But Best Buy's trend could be turning around, says ITG Investment Research analyst John Tomlinson in an email. He sees the chain's current-quarter same-store sales growing from 3% to 5%, in part because the company's managed to sell more items priced over $1,000.

Best Buy's executives say they're taking a three-pronged approach to jump-starting sales. First is returning to online-sales growth. Second is "accelerating the multichannel customer experience," which is a way of saying that they're monitoring how customers shop and polling them after sales. Third is an attempt to boost sales per foot.

As a result, online sales growth already has started picking up, says President and CEO Hubert Joly.

"Including all of these initiatives, our domestic online channel delivered a 10.5% comparable-store-sales increase in the quarter," Joly told analysts on a fiscal Q2 conference call.

An Ode To Joysticks

The effort to boost sales at Best Buy and its competitors no doubt includes gaming console sales, which are a big business in the U.S. Both Sony's and Microsoft's gaming consoles are now in preorders.

"Including these preorders, which we do not expect to ship or recognize as revenue until Q4 of fiscal 2014, comparable online demand increased over 16% (in Q3)," said Joly.

Grapevine, Texas-headquartered GameStop says manufacturers are better prepared to deliver this year, as well.

"Allocations from both Microsoft and Sony are much stronger than last launch," GameStop President Tony Bartel has said.

Bartel said was unable to disclose launch quantities for competitive reasons. But said he expects a "significant increase in launch-day quantities vs. the last console launch.

Sterne Agee analyst Arvind Bhatia says in a research note that everything he's seen continues "to suggest strong demand" for the new consoles.

Those two new gaming consoles should boost revenue late this year, but there's another game that's already having an affect on GameStop's sales, according to SunTrust Robinson Humphrey analyst David Magee. "Grand Theft Auto 5," which went on sale Sept. 15, posted $800 million in global sales on its first day on the market.

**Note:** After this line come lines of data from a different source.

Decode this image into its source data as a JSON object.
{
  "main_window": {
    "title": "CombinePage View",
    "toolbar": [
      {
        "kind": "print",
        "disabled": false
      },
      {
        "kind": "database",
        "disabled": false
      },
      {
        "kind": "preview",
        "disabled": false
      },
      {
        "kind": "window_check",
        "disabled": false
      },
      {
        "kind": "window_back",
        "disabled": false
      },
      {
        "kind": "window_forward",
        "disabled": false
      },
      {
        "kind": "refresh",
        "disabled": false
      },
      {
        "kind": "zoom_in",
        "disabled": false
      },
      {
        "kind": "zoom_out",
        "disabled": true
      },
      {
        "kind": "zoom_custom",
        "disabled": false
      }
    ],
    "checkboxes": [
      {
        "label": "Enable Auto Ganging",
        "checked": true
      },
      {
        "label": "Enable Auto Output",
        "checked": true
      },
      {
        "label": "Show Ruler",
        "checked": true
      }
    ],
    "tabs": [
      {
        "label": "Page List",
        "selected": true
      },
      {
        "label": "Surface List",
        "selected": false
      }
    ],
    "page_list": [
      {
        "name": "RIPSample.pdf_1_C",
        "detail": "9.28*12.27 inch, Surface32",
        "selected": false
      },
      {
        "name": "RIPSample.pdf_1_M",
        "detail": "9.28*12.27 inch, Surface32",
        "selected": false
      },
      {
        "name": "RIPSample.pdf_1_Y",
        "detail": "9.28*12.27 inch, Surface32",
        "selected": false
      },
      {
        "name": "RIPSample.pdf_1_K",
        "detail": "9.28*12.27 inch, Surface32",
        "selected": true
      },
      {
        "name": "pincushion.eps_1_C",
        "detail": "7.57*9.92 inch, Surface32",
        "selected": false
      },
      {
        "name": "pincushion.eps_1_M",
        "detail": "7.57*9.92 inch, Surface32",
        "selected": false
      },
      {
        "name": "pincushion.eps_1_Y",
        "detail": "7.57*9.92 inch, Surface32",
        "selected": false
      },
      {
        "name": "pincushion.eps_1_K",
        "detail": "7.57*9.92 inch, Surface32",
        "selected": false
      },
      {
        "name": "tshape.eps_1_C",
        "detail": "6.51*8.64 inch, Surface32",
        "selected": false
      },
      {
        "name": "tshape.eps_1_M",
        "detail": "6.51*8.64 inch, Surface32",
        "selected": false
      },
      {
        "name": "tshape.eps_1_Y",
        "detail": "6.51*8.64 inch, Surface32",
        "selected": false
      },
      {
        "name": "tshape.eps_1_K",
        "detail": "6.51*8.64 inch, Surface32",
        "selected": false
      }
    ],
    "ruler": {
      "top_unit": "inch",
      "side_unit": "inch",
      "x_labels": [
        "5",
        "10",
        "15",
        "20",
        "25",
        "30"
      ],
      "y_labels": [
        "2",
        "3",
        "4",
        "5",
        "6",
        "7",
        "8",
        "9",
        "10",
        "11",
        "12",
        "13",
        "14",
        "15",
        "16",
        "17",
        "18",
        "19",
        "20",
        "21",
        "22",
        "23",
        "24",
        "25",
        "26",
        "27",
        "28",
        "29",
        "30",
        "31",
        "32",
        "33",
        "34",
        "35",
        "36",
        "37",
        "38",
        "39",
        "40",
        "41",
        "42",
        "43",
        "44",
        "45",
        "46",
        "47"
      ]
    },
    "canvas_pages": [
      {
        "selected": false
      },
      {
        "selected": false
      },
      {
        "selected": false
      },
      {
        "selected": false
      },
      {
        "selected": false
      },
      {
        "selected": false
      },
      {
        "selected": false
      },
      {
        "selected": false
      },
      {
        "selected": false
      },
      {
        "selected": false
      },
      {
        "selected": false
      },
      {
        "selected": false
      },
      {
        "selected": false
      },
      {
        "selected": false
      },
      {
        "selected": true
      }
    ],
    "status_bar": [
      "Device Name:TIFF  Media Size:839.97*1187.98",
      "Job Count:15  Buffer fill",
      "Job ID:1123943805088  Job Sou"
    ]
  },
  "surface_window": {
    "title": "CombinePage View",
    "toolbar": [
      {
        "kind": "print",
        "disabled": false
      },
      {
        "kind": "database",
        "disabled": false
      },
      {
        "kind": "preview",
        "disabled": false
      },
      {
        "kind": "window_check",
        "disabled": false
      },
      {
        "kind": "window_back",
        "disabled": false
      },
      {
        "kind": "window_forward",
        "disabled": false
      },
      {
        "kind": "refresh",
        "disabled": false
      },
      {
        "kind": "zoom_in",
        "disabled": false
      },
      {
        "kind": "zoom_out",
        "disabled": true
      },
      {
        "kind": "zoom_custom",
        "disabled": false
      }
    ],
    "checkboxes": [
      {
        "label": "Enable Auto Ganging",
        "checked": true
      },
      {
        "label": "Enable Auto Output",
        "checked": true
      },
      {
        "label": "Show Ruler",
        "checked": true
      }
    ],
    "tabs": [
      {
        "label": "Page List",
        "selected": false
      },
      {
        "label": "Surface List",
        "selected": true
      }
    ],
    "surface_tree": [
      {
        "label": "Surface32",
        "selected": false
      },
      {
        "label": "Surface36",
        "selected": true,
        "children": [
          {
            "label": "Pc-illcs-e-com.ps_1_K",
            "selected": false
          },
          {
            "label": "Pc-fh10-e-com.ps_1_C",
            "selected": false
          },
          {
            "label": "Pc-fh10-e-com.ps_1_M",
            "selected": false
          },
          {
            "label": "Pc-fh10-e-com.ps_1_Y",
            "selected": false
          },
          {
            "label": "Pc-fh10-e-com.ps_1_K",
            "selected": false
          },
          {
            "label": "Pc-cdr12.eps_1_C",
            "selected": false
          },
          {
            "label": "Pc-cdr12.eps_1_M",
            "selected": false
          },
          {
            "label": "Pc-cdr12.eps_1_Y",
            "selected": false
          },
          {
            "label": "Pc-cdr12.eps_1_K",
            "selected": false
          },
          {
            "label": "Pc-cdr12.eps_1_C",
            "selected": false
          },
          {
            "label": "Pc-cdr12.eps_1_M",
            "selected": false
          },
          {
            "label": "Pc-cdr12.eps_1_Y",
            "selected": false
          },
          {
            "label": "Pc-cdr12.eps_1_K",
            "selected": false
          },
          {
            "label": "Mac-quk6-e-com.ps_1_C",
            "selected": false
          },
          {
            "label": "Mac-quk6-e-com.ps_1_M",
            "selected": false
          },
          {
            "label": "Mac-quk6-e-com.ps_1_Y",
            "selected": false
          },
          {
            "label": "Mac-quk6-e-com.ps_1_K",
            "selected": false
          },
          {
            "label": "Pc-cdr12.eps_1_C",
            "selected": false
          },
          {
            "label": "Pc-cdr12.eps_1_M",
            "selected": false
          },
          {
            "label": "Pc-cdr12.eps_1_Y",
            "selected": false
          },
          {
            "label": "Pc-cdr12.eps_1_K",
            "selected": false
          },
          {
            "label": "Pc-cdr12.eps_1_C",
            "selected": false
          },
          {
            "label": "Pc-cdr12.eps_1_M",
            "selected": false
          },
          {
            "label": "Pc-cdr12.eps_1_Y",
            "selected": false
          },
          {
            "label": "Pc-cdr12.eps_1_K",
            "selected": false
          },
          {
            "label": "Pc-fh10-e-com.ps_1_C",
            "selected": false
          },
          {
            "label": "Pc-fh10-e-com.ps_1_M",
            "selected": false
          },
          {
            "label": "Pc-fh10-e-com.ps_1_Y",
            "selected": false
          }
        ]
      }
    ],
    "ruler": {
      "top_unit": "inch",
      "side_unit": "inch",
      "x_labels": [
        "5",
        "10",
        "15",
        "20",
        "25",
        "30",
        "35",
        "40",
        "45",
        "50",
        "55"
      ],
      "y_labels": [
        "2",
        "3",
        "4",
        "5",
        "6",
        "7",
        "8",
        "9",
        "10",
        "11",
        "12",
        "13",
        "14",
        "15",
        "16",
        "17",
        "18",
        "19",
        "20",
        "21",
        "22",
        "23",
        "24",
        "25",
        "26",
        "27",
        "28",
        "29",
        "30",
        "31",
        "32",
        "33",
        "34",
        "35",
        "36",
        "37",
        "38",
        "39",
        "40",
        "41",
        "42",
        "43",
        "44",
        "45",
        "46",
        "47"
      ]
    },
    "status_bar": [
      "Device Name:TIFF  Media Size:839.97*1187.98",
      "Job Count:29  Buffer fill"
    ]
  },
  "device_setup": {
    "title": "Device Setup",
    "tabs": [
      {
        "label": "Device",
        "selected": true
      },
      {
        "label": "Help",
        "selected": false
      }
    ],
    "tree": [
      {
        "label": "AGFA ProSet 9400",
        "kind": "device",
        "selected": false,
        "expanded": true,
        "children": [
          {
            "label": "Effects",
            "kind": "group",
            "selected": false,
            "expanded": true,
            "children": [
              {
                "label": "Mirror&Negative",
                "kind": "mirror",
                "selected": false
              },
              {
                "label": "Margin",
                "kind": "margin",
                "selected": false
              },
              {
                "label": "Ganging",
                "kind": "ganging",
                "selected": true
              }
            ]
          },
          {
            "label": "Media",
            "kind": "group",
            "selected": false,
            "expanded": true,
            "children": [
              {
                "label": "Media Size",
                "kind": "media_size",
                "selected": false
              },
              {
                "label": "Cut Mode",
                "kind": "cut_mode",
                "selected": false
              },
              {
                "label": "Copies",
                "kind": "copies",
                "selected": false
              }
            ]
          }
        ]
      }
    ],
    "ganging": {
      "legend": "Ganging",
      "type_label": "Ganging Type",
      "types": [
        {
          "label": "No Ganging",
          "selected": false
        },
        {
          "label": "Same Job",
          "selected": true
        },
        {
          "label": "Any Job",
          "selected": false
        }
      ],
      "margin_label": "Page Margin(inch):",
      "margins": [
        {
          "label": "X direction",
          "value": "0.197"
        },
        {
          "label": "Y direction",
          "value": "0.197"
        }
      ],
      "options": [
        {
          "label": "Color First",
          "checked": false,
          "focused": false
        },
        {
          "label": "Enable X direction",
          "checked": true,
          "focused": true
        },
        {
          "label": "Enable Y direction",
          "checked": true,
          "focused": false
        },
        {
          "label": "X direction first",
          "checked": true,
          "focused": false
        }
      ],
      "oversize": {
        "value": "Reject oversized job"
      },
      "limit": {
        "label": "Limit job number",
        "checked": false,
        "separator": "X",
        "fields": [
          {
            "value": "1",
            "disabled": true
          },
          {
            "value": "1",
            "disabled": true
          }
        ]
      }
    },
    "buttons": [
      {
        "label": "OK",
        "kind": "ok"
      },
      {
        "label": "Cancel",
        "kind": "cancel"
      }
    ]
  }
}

Before the launch, Magee had expected the game to add profit of 8 cents per share in Q3 for GameStop. "However, given the success on the first day of sales, we believe this is most likely conservative," the analyst wrote, adding that the game could add "several pennies" to GameStop's per-share profit in the current quarter.